What is Double and Up?
Double and Up is a social enterprise focused on affordable housing
Commercial real estate development maximizes profit by buying property so that all future profits accrue to the developer. When the property is sold the developer gets a big chunk of money to reinvest. The D&U social enterprise model is different in that it does not seek ownership. D&U leases the property from the owner, paying an annual rental fee. The fee and the length of the lease are calculated based on the break-even date for the renovations plus time for a positive cash flow to support D&U. At the end of the lease, the property and the equity in it revert to the owner.
Depending on financial factors and the availability of suitable properties, some participants may choose a rent to buy option on a second house or apartment and emerge from the program owning two properties. That's why it is called Double & Up.
How can people participate?
Many people own houses that are not code-compliant, contain lead, and are not energy efficient, but they do not have money to invest in renovations. D&U will lease and renovate these properties and will recoup costs by subletting the renovated units. At the end of the lease, the property reverts to the original owners.
When a lease is signed, the owner of a property receives a cash advance on their rental income to help them move. If D&U has a unit the participants want, they can rent that apartment or perhaps rent to buy.
After the contract with D&U ends, the owners may choose to withdraw their property from the program or to continue. If they choose to withdraw and move back in, they now own a cozy, code-compliant, energy efficient house. If they withdraw and sell, the upgraded house is worth much more, and their equity is much higher, than it would have been in the original property.
D&U housing stock
After the startup period, D&U will have various renovated apartments and houses available to rent in each participating neighborhood. Senior-safe units would be a top priority to encourage aging in place. Many units will be suitable for subsidized housing programs.
D&U housing stock will grow over time but units will also leave the program at the end of the lease or through rent to buy. D&U will be able to accept property as tax-deductible gifts. Units that D&U owns outright, including program start-up assets and gifts, can be sold or traded.
Baltimore is a good site for the D&U pilot. The city and banks own thousands of vacant properties that drain resources and bring in no revenue or taxes. D&U will save the city money.
D&U will work best if organized around existing neighborhood social infrastructure, and Baltimore is a city of neighborhoods.
- The ideal neighborhood has many owners who can't afford to bring their houses to code and seniors who can't afford to make their houses safe.
- The ideal neighborhood has vacant properties interspersed or at the edges that can be renovated for special uses such as shops, workshops, pop-up sites, and community spaces.
- Community support and involvement is important. Strong local churches, schools, and other social communities will strengthen the program.
- Baltimore has many vocational training and energy programs that can be brought in to help D&U renovate and manage properties. Veteran and union training programs can be mobilized.

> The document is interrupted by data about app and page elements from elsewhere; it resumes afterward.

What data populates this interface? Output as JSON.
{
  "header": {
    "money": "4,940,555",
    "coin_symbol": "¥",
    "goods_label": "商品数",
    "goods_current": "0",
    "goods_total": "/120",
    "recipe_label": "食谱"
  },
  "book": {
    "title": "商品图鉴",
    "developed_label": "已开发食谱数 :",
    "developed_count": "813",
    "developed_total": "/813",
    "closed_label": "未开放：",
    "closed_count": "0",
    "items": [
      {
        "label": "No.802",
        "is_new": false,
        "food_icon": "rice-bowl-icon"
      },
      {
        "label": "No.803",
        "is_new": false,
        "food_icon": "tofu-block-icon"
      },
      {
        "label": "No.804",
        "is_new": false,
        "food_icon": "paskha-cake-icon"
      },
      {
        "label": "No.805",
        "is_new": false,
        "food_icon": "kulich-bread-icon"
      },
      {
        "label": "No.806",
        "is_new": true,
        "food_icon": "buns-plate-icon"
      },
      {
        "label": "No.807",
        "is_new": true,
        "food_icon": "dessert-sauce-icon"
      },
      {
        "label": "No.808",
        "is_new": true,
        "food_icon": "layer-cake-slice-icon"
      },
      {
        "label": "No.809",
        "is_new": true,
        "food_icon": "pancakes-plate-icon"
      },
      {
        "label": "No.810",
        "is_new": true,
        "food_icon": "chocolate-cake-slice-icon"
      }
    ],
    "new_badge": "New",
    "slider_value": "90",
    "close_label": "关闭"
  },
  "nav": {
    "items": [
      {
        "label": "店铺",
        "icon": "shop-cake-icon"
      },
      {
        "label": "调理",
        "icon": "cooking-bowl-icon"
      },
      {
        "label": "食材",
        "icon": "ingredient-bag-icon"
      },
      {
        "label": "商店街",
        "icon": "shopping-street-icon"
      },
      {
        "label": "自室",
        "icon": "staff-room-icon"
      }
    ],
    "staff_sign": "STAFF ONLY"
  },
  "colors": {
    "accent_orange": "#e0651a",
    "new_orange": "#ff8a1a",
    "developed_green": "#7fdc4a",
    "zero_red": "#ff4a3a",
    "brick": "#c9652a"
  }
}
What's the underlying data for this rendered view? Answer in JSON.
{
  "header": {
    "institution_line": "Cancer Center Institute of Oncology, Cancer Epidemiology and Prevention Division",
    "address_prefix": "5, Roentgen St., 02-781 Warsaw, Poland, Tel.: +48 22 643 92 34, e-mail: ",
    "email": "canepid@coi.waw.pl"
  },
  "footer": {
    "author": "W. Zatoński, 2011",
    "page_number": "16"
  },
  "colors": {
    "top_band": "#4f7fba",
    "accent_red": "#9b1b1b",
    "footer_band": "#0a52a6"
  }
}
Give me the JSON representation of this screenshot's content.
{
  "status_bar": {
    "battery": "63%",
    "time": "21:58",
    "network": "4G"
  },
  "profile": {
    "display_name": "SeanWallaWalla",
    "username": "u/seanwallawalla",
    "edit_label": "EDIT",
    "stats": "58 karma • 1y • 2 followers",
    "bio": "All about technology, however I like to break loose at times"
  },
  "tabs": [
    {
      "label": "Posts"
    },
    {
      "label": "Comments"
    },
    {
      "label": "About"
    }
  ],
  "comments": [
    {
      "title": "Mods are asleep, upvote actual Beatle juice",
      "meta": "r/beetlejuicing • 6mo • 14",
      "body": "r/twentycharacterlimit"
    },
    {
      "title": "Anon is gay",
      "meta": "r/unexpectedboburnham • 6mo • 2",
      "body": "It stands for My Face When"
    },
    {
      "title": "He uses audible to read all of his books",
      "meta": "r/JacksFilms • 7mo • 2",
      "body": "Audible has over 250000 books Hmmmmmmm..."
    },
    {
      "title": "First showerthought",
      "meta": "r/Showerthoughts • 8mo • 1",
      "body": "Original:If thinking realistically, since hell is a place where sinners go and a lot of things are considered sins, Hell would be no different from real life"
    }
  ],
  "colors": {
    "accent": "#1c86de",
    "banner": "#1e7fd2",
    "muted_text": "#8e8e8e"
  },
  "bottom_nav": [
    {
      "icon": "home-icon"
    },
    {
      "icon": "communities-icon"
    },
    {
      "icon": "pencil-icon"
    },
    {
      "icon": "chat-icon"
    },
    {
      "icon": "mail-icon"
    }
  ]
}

The proposed dollar house program represents an excellent opportunity. The participant buys two or three adjacent houses for a few dollars. The houses are leased to D&U to repair, perhaps combine, and then sublet. At the end of the lease the properties return to the owner who spent two dollars toward the buildings and has received a small rent from them each year.
What we need to get started
- Legal team. D&U needs a legal committee with broad skills. The organization needs to be formally incorporated. The legal committee will face many issues over time including contracting, liability, and insurance.
- Finance managers. D&U needs a team of creative number crunchers and financial advisors who can keep the project profitable.
- Skilled staff. D&U needs staff to handle different aspects of the program and to liaise with existing programs for mutual benefit.
- Start-up capital. D&U needs capitol to build the revolving project fund and core funding for operations including staff salaries and benefits, equipment, offices and liability insurance. With strong early support, D&U could be self-sufficient in as soon as 5 years.
- Start-up assets. D&U needs startup vacant buildings, tools, vehicles, and materials with which to begin the program. These assets can come from banks or the city or from private citizens. Donations of building materials and tools are appreciated.Once the initial building are renovated, they can be offered as rentals for participants or newcomers who want to come to the exciting new neighborhood.
- PR and outreach. D&U needs a website, logo, and, as we go forward, we need a group of people who promote the project.
To contact Double and Up, email us on
The iconic photo above was taken in Baltimore by Ben Marcin and is used with permission. Ben's other work be seen on